To continue to go after Palin as an individual is to put yourself onto Republican turf, engaging in a politics of personal take-down. This is where the Republicans want to fight because it distracts from their policies and practices. Anything you say or do can be turned into a smear - just ask Hillary. This is why both the Clintons in their convention addresses and in their campaign speeches do not bother to talk about the individuals (except to praise them as people), but return over and over to the political acts of the Republican Party that have brought the country to the brink of ruin since 2001.
This is the one area of weakness the party can affect directly. My grim opinion is that the window of opportunity to repair this rift has passed. The party is now stuck with a divided and angry base. The party must be under no illusion about why this has happened: The DNC and the Obama campaign denigrated and dismissed the preferred candidate of more than half the party, using misogyny and false accusations of racism and giving the CDS-afflicted media carte blanche to act out its worst impulses. When the candidate refused to be intimidated out of the race, the smears were aimed at her supporters. These smears continue to this day. These two lines of attack, one aimed at the voters, the other attributed to them, have inflicted damage that the Obamacan faction will not take responsibility for, let alone move to fix.
Before McCain's VP selection, the rift was not so crucial because McCain also was struggling with an uninspired and disaffected base. This did him more damage because the Republican pool of voters is smaller than the Democratic pool of voters. They have always had to make up for numbers with turnout, and that is a function of identification and enthusiasm. The Democrats now face a bad electoral situation, with an abruptly energized Republican base (all the more enthused because of a come-from-behind-finish possibility) and an angry and increasingly alienated Democratic base.
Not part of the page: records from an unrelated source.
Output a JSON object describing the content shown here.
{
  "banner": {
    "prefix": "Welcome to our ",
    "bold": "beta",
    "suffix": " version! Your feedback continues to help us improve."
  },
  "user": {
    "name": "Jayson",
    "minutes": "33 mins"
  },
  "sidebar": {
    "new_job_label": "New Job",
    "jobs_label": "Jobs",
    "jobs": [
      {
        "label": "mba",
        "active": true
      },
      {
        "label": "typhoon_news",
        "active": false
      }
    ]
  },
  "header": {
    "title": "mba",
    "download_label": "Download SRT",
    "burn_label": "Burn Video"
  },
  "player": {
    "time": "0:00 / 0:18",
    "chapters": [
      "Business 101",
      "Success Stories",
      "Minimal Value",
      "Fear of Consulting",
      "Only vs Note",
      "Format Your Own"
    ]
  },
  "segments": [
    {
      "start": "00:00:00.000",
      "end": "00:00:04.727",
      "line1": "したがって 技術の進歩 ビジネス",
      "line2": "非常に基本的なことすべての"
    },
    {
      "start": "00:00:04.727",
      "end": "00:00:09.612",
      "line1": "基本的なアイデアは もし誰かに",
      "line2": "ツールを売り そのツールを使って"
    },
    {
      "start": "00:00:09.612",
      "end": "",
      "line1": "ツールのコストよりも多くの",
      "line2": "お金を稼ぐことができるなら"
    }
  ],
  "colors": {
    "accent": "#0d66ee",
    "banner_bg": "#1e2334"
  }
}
The danger is not primarily defections to McCain, no matter the news headlines or the rantings in Left Blogistan, but a silent opting out and refusal to cast a vote for the Democratic ticket. This group will be larger than any defections to McCain. There will be defections, of course, just as there will be Republican defectors to Obama. However, because the disaffection among the base springs from a sense of unfairness (rather than a lack of interest in the candidates), the defection rate will be higher than it would usually be. This does not have to be (nor will it be) all 18 million HRC primary voters, but even 5% of that 18 million could be enough to decide the election if the abstentions and defections occur predominantly in swing states, such as Ohio, Pennsylvania, Michigan, Missouri, Nevada, New Mexico and West Virginia.
Democratic weakness in what should be our year, particularly in the face of an energized opposition, is a direct result of the conduct of the Democratic primaries. The people withholding their votes are not deciding between platforms or policy stances. People who have been voting Democrat for 20, 30, 40+ years know the the issues and the differences between the parties. Instead, they are passing political judgment on their own party. They are angry at the conduct of the party leadership towards a specific candidate. When that candidate was refused a place on the ticket, an enormous opportunity was opened up for the Republicans to exploit lower turn outs and higher defections. This was probably the single largest tactical error of the political season.
I have no reasonable or viable suggestions for how the rift in the party can be mended. If I did, I would state them loud and clear.
No prognosticating in this post. Just a presentation of what I see as the position of the Democratic Party heading into the GE.